Modern Farmhouse Style
Planning a forever home usually comes with a long wish list.
lesson number 1
For Sherry and Vince Whittles, that list included a little bit of land with a barn, a pool, and a water view. In their minds, 25 acres, give or take, would be just right. They expressed their wishes to their sons, who were equally invested in the search, and the family began their quest.
The hunt yielded a 350-acre piece of farmland in St. Mary’s County on Maryland’s western shore. “At first we thought that it was way too much land for us to manage,” Sherry says. “We didn’t want a lot of maintenance, and we wanted to travel.” But with encouragement from their children and excitement for a new adventure, they purchased it. “We signed the papers seven years ago, and we have never looked back.”
Just like their wish list for the property, they had a wish list for their house. “We didn’t want anything overwhelming,” Sherry says. “We wanted an open, airy farmhouse where we could host family and entertain. We didn’t want any formal spaces.”

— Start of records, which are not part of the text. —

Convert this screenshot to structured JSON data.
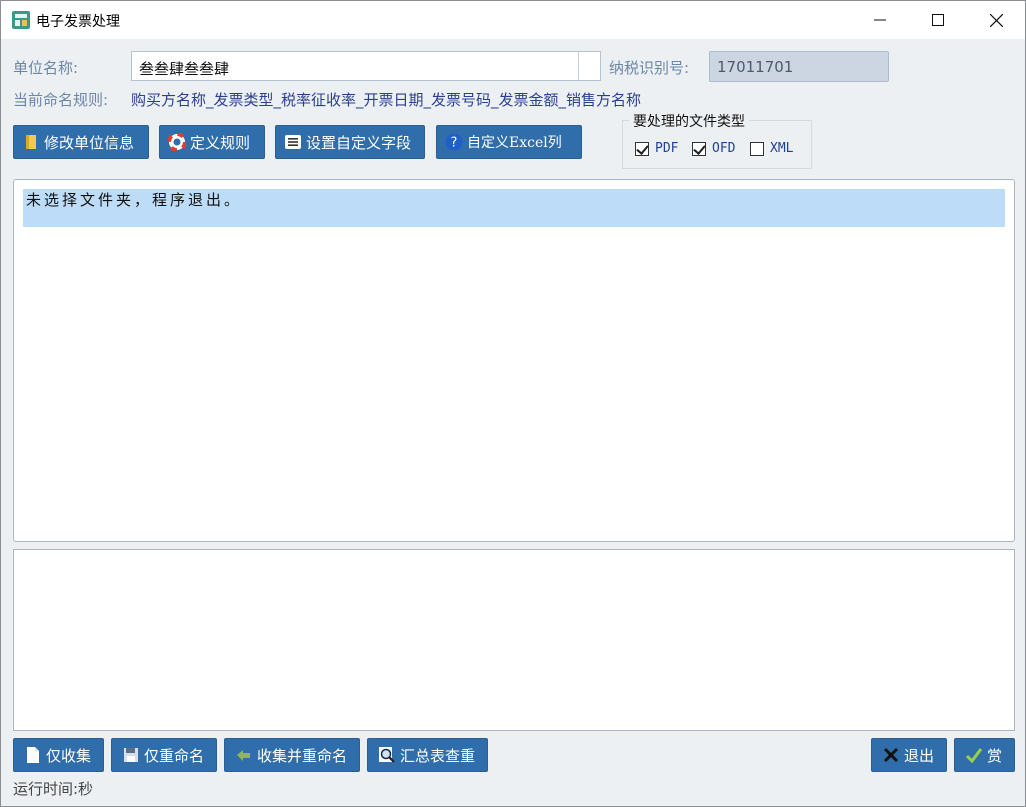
{
  "window": {
    "title": "电子发票处理"
  },
  "form": {
    "unit_name_label": "单位名称:",
    "unit_name_value": "叁叁肆叁叁肆",
    "tax_id_label": "纳税识别号:",
    "tax_id_value": "17011701",
    "rule_label": "当前命名规则:",
    "rule_value": "购买方名称_发票类型_税率征收率_开票日期_发票号码_发票金额_销售方名称"
  },
  "toolbar": {
    "edit_unit_label": "修改单位信息",
    "define_rule_label": "定义规则",
    "custom_fields_label": "设置自定义字段",
    "custom_excel_label": "自定义Excel列"
  },
  "file_types": {
    "title": "要处理的文件类型",
    "options": [
      {
        "label": "PDF",
        "checked": true
      },
      {
        "label": "OFD",
        "checked": true
      },
      {
        "label": "XML",
        "checked": false
      }
    ]
  },
  "log": {
    "selected_line": "未选择文件夹，程序退出。"
  },
  "bottom": {
    "collect_label": "仅收集",
    "rename_label": "仅重命名",
    "collect_rename_label": "收集并重命名",
    "summary_label": "汇总表查重",
    "exit_label": "退出",
    "reward_label": "赏"
  },
  "status": {
    "runtime_text": "运行时间:秒"
  },
  "colors": {
    "button_blue": "#2f6eaa",
    "label_blue": "#6b86a6",
    "selection": "#bcdcf7"
  }
}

The Whittleses sketched a plan and enlisted designer Kate Abt to help refine it. “They didn’t want a lot of fuss,” she says. “It’s a farmhouse with a coastal feel that is cozy, clean, and simple. It’s casual enough that anyone feels welcome, but it’s not so casual that it’s messy.”
Every bit of the design is intentional, and almost every room in the home soaks in views of the tributary leading to the Chesapeake Bay. Rooms are wide open and purposeful with ancillary task spaces that are equally attractive and functional. Furnishings are new, specified to fit the style and scale of the rooms.
Since their move, two of the Whittleses’ sons have built their homes on the property. “We didn’t realize it when we wrote down our wish lists,” Sherry says, “but our top priority was to create a place that we could leave as a legacy to our children.”
Cue historical references. The new hutch in the kitchen is based on an antique from an English haberdashery. “We replicated it down to the finger pulls and sliding glass doors,” designer Kate Abt says.
opposite: An open kitchen was a top priority for Sherry Whittles. “I wanted a big island where people could sit around and hang out,” she says. Pendants over the island are vintage fixtures from Germany. above left: To bring a modern feel to the room, Abt opted for a black finish on the windows and used black quartz on perimeter countertops. above right: Clear glass doors look on to a neatly organized pantry with a sliding ladder that accesses shelving and storage. “We wanted to show off the adjacent room while keeping it separate at the same time,” Abt says. below left: A custom cabinet bridges the space between the kitchen and dining area. The designer and homeowner couldn’t find an antique to fit, so they commissioned a piece from a local cabinetmaker. below right: The only flourish in the kitchen is the stone backsplash above the sink.